§ Information supplied
::::::::

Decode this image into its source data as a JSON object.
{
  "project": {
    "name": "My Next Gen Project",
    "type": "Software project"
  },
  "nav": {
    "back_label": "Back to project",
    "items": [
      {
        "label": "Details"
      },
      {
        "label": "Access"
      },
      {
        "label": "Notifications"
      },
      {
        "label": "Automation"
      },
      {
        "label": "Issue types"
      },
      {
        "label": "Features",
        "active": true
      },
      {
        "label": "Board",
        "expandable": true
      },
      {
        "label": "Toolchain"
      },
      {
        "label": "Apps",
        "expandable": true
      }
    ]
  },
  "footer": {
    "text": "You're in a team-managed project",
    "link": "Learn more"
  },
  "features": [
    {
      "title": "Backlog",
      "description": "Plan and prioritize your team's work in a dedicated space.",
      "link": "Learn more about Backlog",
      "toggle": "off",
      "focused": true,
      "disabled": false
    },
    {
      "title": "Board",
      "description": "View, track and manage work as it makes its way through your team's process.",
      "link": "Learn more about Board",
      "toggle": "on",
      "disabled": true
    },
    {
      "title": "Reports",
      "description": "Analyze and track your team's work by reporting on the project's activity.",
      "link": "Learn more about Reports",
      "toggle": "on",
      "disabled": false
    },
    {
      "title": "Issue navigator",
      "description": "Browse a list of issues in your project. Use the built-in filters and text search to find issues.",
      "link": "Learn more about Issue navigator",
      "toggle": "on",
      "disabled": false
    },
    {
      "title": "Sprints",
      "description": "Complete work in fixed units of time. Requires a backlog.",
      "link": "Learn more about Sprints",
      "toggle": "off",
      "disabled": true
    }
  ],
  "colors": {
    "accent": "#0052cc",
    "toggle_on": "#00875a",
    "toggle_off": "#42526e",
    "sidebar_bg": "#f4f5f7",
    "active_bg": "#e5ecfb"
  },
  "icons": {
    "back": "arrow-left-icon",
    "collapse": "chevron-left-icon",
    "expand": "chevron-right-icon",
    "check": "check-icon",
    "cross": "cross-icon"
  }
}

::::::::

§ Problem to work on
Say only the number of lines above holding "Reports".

§ Result below
2